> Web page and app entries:
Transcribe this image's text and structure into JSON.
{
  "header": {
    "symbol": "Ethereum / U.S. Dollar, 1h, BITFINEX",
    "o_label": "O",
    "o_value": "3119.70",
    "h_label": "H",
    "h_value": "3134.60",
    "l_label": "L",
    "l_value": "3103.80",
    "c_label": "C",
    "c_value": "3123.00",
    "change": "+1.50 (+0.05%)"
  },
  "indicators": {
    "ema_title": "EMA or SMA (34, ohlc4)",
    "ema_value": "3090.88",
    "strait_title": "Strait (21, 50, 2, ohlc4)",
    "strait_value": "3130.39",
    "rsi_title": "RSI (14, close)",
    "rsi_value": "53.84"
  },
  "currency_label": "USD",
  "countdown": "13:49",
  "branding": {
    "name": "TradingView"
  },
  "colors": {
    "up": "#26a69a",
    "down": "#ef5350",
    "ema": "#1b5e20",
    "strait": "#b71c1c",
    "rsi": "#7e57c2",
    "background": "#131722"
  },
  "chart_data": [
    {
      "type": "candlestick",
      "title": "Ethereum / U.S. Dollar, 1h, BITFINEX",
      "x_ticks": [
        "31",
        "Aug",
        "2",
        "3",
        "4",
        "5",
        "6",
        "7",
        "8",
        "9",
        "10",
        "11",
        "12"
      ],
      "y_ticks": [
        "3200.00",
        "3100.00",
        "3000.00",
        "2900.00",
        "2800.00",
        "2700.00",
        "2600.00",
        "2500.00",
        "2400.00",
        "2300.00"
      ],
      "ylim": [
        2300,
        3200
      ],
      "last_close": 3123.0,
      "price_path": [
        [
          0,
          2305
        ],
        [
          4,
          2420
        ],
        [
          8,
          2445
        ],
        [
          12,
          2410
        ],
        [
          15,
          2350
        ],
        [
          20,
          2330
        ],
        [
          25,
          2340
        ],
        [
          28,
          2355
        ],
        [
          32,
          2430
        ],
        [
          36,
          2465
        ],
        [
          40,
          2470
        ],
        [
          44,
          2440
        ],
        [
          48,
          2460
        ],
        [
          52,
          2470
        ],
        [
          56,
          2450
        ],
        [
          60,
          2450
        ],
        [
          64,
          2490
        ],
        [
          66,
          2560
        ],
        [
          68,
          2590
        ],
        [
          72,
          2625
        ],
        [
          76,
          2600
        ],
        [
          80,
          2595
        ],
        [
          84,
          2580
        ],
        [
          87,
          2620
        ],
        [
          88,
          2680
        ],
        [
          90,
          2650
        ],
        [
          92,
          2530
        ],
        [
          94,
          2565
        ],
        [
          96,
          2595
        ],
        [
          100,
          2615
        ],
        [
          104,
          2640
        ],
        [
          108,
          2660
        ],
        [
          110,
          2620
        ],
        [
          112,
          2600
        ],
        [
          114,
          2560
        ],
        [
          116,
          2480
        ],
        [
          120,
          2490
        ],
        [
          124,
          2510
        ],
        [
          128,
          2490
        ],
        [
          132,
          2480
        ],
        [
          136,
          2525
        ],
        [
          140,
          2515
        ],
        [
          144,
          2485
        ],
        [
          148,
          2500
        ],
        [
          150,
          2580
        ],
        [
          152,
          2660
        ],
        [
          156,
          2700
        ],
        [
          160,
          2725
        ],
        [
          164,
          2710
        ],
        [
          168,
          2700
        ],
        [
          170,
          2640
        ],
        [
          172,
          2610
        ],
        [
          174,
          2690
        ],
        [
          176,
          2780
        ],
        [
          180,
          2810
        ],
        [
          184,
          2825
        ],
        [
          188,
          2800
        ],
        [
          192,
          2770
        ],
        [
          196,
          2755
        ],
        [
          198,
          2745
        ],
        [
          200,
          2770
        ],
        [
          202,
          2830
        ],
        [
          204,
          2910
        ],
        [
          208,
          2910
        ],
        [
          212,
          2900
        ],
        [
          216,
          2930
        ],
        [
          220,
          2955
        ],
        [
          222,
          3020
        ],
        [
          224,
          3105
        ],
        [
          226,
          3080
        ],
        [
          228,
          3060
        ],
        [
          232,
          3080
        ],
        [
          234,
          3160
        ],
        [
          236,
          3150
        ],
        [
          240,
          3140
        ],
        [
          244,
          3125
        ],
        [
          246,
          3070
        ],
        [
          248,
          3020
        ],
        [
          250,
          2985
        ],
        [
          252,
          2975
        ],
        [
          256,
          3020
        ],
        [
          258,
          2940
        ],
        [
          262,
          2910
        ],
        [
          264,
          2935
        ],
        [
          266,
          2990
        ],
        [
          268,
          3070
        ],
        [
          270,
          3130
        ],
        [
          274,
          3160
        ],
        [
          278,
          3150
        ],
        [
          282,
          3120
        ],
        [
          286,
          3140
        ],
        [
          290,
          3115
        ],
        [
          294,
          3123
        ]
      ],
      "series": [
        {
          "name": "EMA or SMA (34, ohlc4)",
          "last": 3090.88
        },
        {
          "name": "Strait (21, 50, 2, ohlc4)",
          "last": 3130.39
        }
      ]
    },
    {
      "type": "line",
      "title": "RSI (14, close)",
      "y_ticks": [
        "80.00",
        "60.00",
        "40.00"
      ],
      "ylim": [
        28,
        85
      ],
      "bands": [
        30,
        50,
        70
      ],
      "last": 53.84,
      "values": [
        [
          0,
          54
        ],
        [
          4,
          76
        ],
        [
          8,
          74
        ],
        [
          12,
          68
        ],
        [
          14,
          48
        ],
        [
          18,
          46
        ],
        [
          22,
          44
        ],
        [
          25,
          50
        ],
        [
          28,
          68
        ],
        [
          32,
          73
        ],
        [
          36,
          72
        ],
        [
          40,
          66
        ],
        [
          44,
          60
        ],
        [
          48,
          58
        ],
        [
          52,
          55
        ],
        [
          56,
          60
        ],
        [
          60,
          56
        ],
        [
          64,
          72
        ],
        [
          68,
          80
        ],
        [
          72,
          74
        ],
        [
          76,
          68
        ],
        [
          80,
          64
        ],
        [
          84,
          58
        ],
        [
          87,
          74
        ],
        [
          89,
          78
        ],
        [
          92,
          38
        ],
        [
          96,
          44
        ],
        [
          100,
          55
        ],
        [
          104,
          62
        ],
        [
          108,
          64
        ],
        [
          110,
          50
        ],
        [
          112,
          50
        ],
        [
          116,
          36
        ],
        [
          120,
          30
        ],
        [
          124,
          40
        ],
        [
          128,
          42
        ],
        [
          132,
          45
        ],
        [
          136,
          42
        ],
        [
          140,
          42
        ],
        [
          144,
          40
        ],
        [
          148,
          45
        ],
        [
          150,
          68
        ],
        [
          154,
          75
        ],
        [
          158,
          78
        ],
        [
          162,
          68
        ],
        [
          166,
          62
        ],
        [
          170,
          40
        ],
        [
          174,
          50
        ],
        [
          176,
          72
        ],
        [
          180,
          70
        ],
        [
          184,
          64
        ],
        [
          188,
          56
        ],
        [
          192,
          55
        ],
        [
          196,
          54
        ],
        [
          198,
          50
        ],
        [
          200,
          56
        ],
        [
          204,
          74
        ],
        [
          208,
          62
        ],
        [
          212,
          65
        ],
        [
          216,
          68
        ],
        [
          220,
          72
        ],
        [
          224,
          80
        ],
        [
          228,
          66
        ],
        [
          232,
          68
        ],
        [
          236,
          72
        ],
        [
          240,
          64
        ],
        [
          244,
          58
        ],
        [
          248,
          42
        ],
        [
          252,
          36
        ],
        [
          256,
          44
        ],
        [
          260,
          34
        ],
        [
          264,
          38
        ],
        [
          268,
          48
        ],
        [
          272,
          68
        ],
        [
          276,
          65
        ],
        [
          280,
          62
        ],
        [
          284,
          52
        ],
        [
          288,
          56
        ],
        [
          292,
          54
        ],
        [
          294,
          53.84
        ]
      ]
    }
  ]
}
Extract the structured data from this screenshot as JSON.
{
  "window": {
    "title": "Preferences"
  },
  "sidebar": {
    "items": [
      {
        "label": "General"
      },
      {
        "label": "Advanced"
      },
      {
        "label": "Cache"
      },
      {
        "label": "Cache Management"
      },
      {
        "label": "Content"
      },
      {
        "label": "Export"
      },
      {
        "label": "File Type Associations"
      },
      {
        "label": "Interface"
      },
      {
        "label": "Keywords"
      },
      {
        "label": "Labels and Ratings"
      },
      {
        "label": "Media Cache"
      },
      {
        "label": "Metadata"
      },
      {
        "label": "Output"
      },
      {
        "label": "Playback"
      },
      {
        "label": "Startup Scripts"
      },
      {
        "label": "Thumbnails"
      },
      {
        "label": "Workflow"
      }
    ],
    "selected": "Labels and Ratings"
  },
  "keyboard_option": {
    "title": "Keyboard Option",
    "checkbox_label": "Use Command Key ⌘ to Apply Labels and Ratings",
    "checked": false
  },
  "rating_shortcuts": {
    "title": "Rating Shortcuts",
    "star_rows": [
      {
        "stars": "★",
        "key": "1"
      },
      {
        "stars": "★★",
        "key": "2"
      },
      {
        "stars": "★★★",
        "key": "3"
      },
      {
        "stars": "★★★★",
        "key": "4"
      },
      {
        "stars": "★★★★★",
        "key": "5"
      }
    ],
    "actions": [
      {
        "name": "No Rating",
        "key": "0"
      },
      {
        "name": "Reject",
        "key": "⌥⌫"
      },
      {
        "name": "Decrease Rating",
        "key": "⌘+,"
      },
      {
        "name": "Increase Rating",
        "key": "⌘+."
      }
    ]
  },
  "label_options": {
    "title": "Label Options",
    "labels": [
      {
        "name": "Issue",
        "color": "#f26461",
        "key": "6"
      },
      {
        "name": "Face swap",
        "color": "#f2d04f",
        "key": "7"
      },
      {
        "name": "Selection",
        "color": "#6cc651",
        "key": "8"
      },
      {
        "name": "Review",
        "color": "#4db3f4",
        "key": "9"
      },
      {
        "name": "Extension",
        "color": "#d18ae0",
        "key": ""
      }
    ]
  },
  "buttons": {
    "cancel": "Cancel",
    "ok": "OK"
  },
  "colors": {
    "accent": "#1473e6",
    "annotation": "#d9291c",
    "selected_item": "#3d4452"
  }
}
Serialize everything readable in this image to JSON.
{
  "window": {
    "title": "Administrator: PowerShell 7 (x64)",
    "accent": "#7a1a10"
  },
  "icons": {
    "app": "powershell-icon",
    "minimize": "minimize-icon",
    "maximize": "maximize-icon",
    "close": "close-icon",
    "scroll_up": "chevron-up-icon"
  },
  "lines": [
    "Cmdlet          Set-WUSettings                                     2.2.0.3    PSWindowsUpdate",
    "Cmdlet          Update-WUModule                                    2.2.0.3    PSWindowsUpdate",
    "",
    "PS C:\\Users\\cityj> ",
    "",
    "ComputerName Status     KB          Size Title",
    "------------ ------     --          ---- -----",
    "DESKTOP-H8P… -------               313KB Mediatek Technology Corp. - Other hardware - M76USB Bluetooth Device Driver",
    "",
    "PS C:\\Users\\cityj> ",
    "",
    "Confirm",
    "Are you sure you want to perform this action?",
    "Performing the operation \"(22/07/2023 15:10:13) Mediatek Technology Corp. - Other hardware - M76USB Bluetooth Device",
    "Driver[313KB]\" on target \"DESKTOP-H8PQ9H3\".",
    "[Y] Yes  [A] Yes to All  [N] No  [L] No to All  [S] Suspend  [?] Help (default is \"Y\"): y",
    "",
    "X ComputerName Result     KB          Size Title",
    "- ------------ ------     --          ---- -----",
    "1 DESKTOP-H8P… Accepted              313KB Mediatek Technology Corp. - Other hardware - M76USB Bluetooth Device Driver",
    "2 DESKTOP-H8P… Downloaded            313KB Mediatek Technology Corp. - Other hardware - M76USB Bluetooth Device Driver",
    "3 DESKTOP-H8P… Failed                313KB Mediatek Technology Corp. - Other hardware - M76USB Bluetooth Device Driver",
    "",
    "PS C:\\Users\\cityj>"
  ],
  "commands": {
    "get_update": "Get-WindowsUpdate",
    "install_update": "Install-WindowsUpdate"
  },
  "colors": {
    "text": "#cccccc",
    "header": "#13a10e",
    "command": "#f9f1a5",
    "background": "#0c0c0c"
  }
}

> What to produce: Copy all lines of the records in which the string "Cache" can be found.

> Answer space:
        "label": "Cache"
        "label": "Cache Management"
        "label": "Media Cache"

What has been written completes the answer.